Somewhat related to Simon’s post about the use of new social media: Hurricane Sandy unexpectedly provided me with experimental environment in which to test student use online communication platforms. I’m currently teaching online courses for our master’s degree program in international relations. I have students on at least three continents and in who knows how many countries. Some reside locally and lost electrical power during the storm. A few might have evacuated to higher ground. Yet all of them were in communication with each other and me through the course websites, email, and phone. Assignments were submitted in a timely fashion even though I announced an extension of deadlines due to the weather.

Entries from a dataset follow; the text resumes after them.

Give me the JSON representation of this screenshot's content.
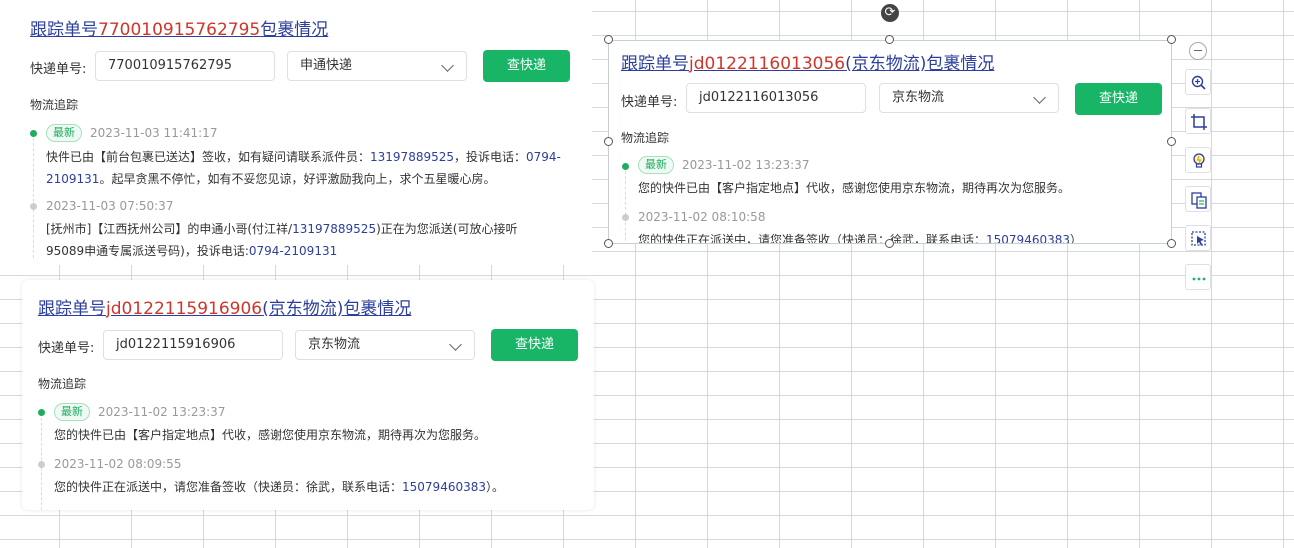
{
  "cards": {
    "card1": {
      "title_prefix": "跟踪单号",
      "title_number": "770010915762795",
      "title_suffix": "包裹情况",
      "label": "快递单号:",
      "input_value": "770010915762795",
      "carrier": "申通快递",
      "button": "查快递",
      "section": "物流追踪",
      "events": [
        {
          "badge": "最新",
          "time": "2023-11-03 11:41:17",
          "text_a": "快件已由【前台包裹已送达】签收，如有疑问请联系派件员：",
          "phone_a": "13197889525",
          "text_b": "，投诉电话：",
          "phone_b": "0794-2109131",
          "text_c": "。起早贪黑不停忙，如有不妥您见谅，好评激励我向上，求个五星暖心房。"
        },
        {
          "time": "2023-11-03 07:50:37",
          "text_a": "[抚州市]【江西抚州公司】的申通小哥(付江祥/",
          "phone_a": "13197889525",
          "text_b": ")正在为您派送(可放心接听95089申通专属派送号码)，投诉电话:",
          "phone_b": "0794-2109131"
        }
      ]
    },
    "card2": {
      "title_prefix": "跟踪单号",
      "title_number": "jd0122116013056",
      "title_suffix": "(京东物流)包裹情况",
      "label": "快递单号:",
      "input_value": "jd0122116013056",
      "carrier": "京东物流",
      "button": "查快递",
      "section": "物流追踪",
      "events": [
        {
          "badge": "最新",
          "time": "2023-11-02 13:23:37",
          "text_a": "您的快件已由【客户指定地点】代收，感谢您使用京东物流，期待再次为您服务。"
        },
        {
          "time": "2023-11-02 08:10:58",
          "text_a": "您的快件正在派送中，请您准备签收（快递员：徐武，联系电话：",
          "phone_a": "15079460383",
          "text_b": "）"
        }
      ]
    },
    "card3": {
      "title_prefix": "跟踪单号",
      "title_number": "jd0122115916906",
      "title_suffix": "(京东物流)包裹情况",
      "label": "快递单号:",
      "input_value": "jd0122115916906",
      "carrier": "京东物流",
      "button": "查快递",
      "section": "物流追踪",
      "events": [
        {
          "badge": "最新",
          "time": "2023-11-02 13:23:37",
          "text_a": "您的快件已由【客户指定地点】代收，感谢您使用京东物流，期待再次为您服务。"
        },
        {
          "time": "2023-11-02 08:09:55",
          "text_a": "您的快件正在派送中，请您准备签收（快递员：徐武，联系电话：",
          "phone_a": "15079460383",
          "text_b": "）。"
        }
      ]
    }
  },
  "toolbar": {
    "icons": [
      "collapse-icon",
      "zoom-in-icon",
      "crop-icon",
      "idea-icon",
      "convert-icon",
      "select-icon",
      "more-icon"
    ]
  },
  "colors": {
    "accent": "#18b566",
    "link": "#2c3e9e",
    "number": "#d0352b",
    "grid": "#d4d9de"
  }
}
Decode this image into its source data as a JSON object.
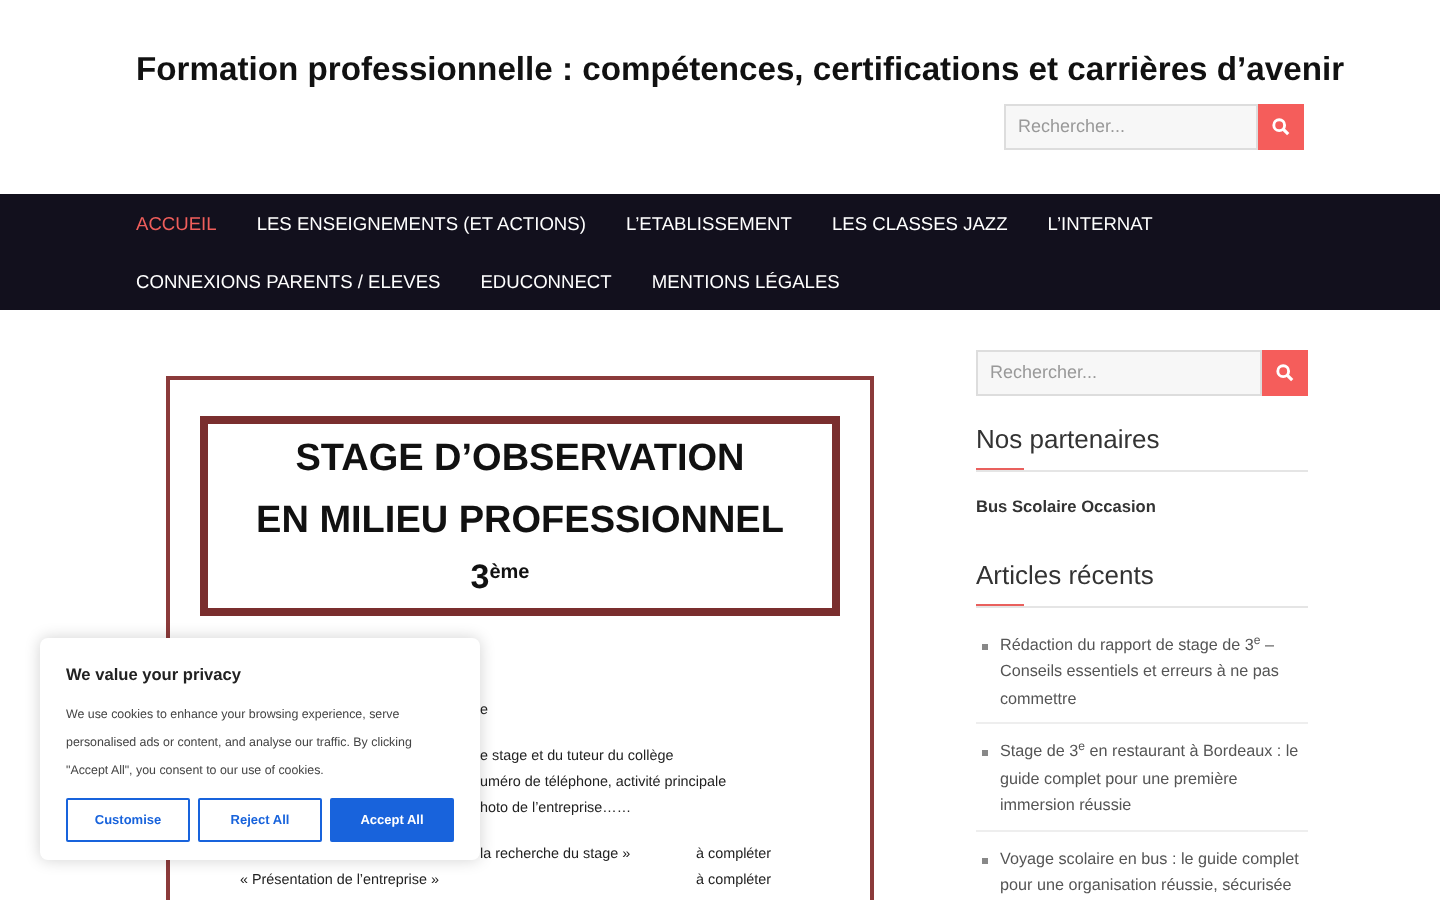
{
  "site_title": "Formation professionnelle : compétences, certifications et carrières d’avenir",
  "header_search": {
    "placeholder": "Rechercher..."
  },
  "nav": [
    {
      "label": "ACCUEIL",
      "selected": true
    },
    {
      "label": "LES ENSEIGNEMENTS (ET ACTIONS)",
      "selected": false
    },
    {
      "label": "L’ETABLISSEMENT",
      "selected": false
    },
    {
      "label": "LES CLASSES JAZZ",
      "selected": false
    },
    {
      "label": "L’INTERNAT",
      "selected": false
    },
    {
      "label": "CONNEXIONS PARENTS / ELEVES",
      "selected": false
    },
    {
      "label": "EDUCONNECT",
      "selected": false
    },
    {
      "label": "MENTIONS LÉGALES",
      "selected": false
    }
  ],
  "document": {
    "title_lines": [
      "STAGE D’OBSERVATION",
      "EN MILIEU PROFESSIONNEL"
    ],
    "grade": "3",
    "grade_sup": "ème",
    "lines": [
      {
        "kind": "partial",
        "text": "e"
      },
      {
        "kind": "gap"
      },
      {
        "kind": "partial",
        "text": "e stage et du tuteur du collège"
      },
      {
        "kind": "partial",
        "text": "uméro de téléphone, activité principale"
      },
      {
        "kind": "partial",
        "text": "hoto de l’entreprise……"
      },
      {
        "kind": "gap"
      },
      {
        "kind": "partial",
        "text": "la recherche du stage »",
        "status": "à compléter"
      },
      {
        "kind": "full",
        "text": "« Présentation de l’entreprise »",
        "status": "à compléter"
      }
    ]
  },
  "sidebar": {
    "search": {
      "placeholder": "Rechercher..."
    },
    "partners_title": "Nos partenaires",
    "partners": [
      "Bus Scolaire Occasion"
    ],
    "recent_title": "Articles récents",
    "recent": [
      "Rédaction du rapport de stage de 3$^{e}$ – Conseils essentiels et erreurs à ne pas commettre",
      "Stage de 3$^{e}$ en restaurant à Bordeaux : le guide complet pour une première immersion réussie",
      "Voyage scolaire en bus : le guide complet pour une organisation réussie, sécurisée"
    ]
  },
  "cookie": {
    "title": "We value your privacy",
    "text": "We use cookies to enhance your browsing experience, serve personalised ads or content, and analyse our traffic. By clicking \"Accept All\", you consent to our use of cookies.",
    "buttons": [
      {
        "label": "Customise",
        "kind": "outline"
      },
      {
        "label": "Reject All",
        "kind": "outline"
      },
      {
        "label": "Accept All",
        "kind": "primary"
      }
    ]
  }
}
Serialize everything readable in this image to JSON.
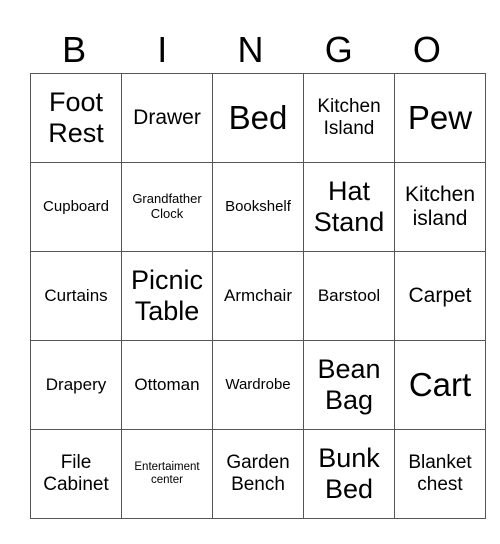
{
  "header": [
    "B",
    "I",
    "N",
    "G",
    "O"
  ],
  "rows": [
    [
      {
        "text": "Foot Rest",
        "size": "s-lg"
      },
      {
        "text": "Drawer",
        "size": "s-md"
      },
      {
        "text": "Bed",
        "size": "s-xl"
      },
      {
        "text": "Kitchen Island",
        "size": "s-m2"
      },
      {
        "text": "Pew",
        "size": "s-xl"
      }
    ],
    [
      {
        "text": "Cupboard",
        "size": "s-xs"
      },
      {
        "text": "Grandfather Clock",
        "size": "s-xxs"
      },
      {
        "text": "Bookshelf",
        "size": "s-xs"
      },
      {
        "text": "Hat Stand",
        "size": "s-lg"
      },
      {
        "text": "Kitchen island",
        "size": "s-md"
      }
    ],
    [
      {
        "text": "Curtains",
        "size": "s-sm"
      },
      {
        "text": "Picnic Table",
        "size": "s-lg"
      },
      {
        "text": "Armchair",
        "size": "s-sm"
      },
      {
        "text": "Barstool",
        "size": "s-sm"
      },
      {
        "text": "Carpet",
        "size": "s-md"
      }
    ],
    [
      {
        "text": "Drapery",
        "size": "s-sm"
      },
      {
        "text": "Ottoman",
        "size": "s-sm"
      },
      {
        "text": "Wardrobe",
        "size": "s-xs"
      },
      {
        "text": "Bean Bag",
        "size": "s-lg"
      },
      {
        "text": "Cart",
        "size": "s-xl"
      }
    ],
    [
      {
        "text": "File Cabinet",
        "size": "s-m2"
      },
      {
        "text": "Entertaiment center",
        "size": "s-tiny"
      },
      {
        "text": "Garden Bench",
        "size": "s-m2"
      },
      {
        "text": "Bunk Bed",
        "size": "s-lg"
      },
      {
        "text": "Blanket chest",
        "size": "s-m2"
      }
    ]
  ]
}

I’m also teaching three traditional face to face undergraduate courses. All of these courses had tasks that could have or should have been completed using either the online Canvas LMS or the Statecraft simulation. Only six of my students submitted anything. I thought this was especially odd for the thirty-five students who are using Statecraft, since a new turn in the simulation began at 9:00 a.m. yesterday morning. Although classes were canceled, students were in the residence halls and the campus network remained operational. It appears that many undergraduates — at least at my university — still think of an education as something that is dependent on a physical classroom. While these students are quite happy to socialize via text message, they are not effective at using digital communication tools for other purposes. My older students — whose occupations frequently require problem solving — are much more capable of operating in a globalized electronic environment.